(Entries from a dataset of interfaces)
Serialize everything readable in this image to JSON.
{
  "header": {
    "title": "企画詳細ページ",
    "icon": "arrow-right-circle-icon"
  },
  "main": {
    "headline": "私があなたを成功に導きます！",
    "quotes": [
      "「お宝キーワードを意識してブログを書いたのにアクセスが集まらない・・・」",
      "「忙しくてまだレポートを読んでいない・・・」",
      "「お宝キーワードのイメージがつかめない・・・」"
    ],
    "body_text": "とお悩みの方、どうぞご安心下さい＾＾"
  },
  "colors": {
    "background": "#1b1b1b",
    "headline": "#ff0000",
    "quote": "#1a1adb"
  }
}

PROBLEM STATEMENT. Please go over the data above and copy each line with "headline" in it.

ANSWER BOX.
    "headline": "私があなたを成功に導きます！",
    "headline": "#ff0000",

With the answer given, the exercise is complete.